BEGIN Source material
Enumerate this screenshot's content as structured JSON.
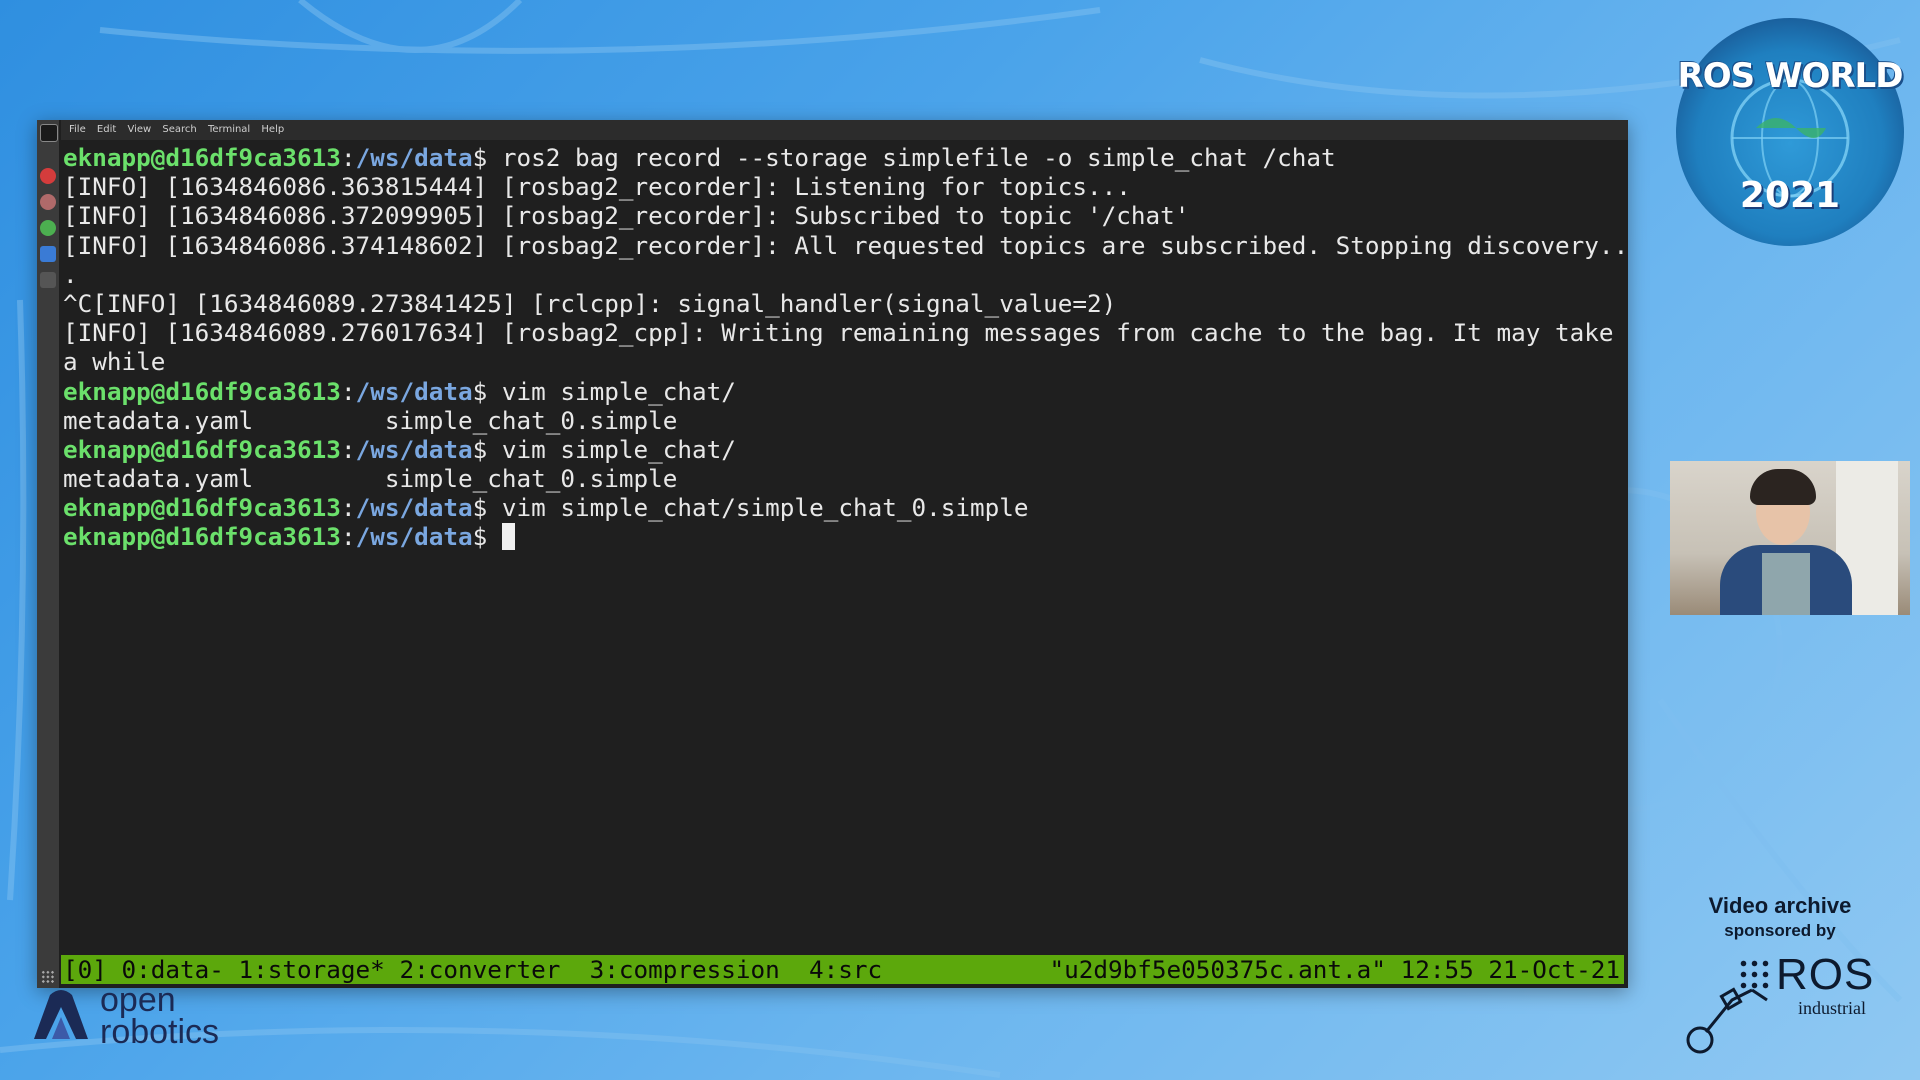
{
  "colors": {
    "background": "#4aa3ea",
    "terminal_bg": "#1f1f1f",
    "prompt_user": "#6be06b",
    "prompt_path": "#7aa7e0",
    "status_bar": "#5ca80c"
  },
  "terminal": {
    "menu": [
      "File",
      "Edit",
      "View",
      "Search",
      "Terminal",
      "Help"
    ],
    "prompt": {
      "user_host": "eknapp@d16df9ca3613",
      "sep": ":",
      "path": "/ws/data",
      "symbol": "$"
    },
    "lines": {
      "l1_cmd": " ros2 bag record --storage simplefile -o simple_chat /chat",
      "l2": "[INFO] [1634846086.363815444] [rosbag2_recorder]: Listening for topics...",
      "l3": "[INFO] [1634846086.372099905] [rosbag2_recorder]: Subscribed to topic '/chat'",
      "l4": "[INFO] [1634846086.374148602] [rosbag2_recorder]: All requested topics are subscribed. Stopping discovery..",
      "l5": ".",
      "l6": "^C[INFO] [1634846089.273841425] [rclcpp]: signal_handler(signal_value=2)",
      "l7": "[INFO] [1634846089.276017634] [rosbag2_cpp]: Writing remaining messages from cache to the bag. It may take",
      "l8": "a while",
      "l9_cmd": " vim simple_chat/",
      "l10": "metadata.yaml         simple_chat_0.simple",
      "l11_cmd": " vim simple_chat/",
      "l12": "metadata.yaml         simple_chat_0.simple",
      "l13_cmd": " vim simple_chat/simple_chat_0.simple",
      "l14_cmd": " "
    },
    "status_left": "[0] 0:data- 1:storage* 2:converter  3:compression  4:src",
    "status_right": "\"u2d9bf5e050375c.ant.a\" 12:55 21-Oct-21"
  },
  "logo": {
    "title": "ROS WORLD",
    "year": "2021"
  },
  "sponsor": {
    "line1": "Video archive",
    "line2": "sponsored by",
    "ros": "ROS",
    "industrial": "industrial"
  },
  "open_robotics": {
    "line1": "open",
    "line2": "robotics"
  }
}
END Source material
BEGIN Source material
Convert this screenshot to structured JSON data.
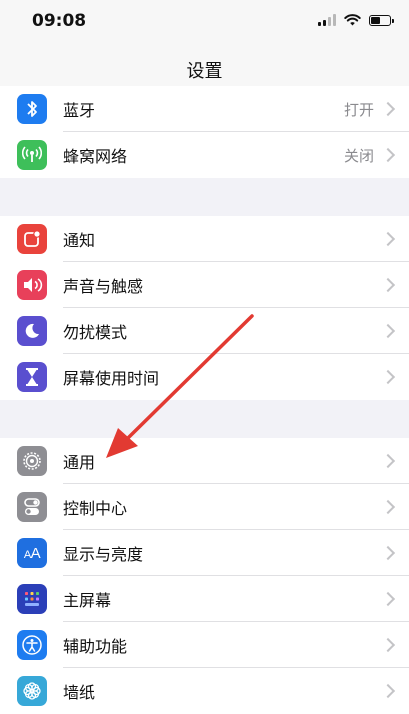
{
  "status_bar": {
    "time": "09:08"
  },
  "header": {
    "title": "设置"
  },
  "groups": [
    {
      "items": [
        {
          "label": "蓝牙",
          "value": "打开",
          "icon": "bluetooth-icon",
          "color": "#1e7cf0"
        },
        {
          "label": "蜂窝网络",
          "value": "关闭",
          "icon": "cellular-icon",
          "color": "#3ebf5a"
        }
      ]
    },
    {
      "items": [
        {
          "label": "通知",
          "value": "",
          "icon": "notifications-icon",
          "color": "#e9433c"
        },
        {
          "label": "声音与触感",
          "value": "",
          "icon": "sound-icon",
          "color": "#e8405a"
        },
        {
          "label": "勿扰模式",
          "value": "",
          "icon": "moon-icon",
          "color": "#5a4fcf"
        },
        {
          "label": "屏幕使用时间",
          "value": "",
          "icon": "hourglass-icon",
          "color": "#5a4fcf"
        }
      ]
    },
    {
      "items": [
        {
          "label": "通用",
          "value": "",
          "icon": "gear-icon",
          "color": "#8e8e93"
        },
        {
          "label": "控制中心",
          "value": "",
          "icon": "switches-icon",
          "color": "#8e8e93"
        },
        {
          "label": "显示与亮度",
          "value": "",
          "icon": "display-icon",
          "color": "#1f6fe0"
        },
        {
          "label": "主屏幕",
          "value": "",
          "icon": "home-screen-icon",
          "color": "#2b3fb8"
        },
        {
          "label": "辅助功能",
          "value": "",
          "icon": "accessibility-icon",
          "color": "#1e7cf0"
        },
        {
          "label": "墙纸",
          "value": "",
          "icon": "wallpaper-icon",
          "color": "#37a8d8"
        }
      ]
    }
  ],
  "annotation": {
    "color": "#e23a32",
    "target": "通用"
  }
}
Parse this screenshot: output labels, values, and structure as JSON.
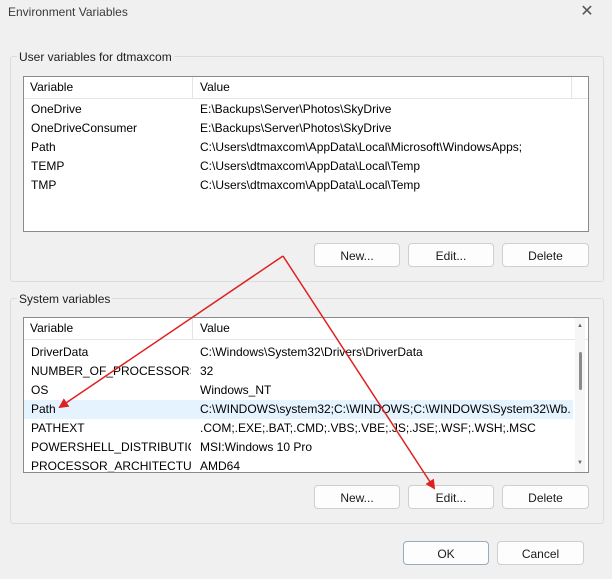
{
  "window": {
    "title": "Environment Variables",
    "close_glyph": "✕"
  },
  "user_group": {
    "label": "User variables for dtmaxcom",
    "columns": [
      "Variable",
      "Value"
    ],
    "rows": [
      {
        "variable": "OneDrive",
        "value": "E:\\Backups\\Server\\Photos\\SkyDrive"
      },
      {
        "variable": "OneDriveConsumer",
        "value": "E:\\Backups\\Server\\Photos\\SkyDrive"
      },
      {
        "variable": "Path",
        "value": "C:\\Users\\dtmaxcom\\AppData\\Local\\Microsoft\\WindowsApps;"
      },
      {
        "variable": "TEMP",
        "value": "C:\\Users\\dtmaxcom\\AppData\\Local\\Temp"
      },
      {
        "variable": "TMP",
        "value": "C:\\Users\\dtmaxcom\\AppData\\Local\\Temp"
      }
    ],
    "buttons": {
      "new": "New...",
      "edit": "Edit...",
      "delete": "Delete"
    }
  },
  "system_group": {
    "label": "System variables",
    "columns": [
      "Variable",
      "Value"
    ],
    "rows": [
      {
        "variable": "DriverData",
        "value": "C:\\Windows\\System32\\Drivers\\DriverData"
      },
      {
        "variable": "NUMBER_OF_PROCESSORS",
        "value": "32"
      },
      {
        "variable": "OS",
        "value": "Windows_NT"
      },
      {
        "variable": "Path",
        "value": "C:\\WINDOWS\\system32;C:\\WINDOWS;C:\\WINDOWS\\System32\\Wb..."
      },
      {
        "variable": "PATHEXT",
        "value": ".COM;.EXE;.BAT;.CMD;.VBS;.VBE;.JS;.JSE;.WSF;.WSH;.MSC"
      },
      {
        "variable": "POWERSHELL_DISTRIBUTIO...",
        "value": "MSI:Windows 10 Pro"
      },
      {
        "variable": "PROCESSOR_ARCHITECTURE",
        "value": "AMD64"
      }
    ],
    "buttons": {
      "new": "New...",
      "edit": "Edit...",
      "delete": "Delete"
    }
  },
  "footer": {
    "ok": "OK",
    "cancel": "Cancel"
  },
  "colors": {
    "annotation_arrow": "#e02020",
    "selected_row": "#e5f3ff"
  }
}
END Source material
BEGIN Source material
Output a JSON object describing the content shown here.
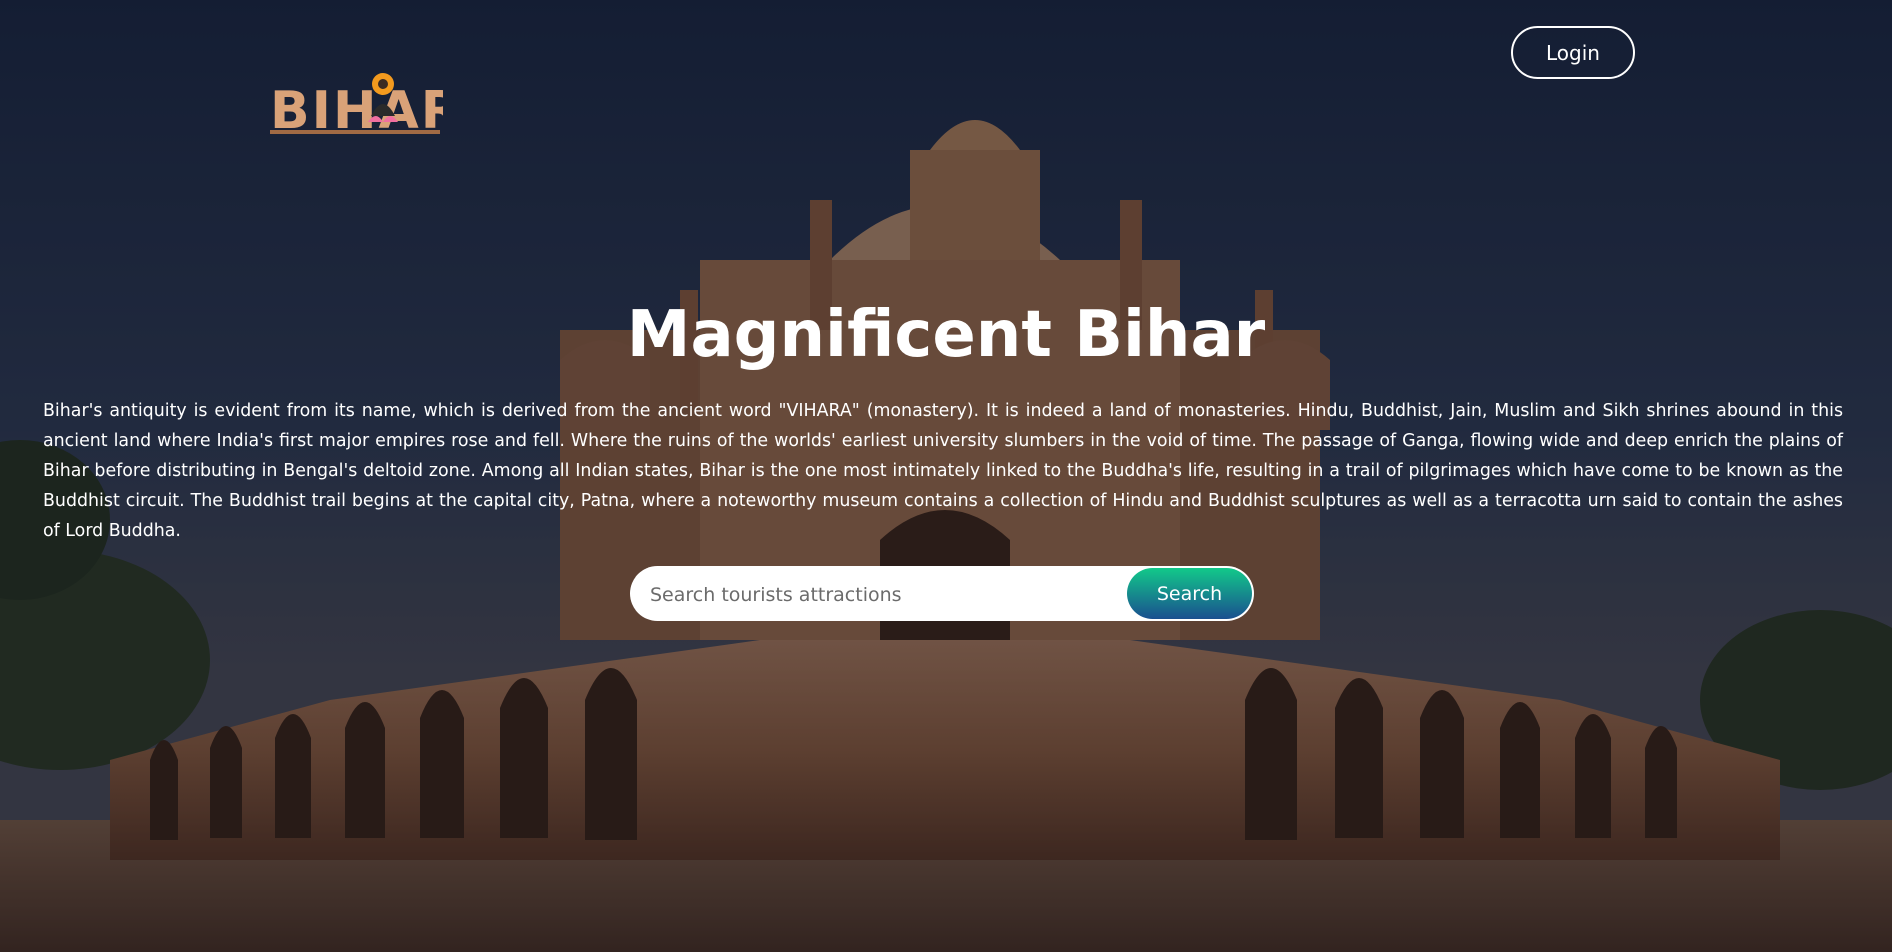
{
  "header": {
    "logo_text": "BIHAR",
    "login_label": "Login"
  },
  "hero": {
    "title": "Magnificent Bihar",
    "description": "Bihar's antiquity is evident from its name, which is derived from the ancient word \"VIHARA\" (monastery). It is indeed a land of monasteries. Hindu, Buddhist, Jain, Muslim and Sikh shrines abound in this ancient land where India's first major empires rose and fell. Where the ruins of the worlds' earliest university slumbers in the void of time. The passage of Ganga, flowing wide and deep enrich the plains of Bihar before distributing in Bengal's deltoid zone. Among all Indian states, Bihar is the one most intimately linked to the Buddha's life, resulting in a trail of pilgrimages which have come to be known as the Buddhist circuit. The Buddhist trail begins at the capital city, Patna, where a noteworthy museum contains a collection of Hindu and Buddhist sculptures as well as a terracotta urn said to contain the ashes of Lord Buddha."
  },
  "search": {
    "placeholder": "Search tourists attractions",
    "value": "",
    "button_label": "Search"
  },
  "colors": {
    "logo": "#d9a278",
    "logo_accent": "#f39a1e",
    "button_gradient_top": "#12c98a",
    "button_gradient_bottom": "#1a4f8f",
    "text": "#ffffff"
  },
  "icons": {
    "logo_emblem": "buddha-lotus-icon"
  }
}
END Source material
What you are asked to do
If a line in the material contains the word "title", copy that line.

Expected output
    "title": "ROS WORLD",
    "title": "设置"
    "title": "Environment Variables",
    "title": "Magnificent Bihar",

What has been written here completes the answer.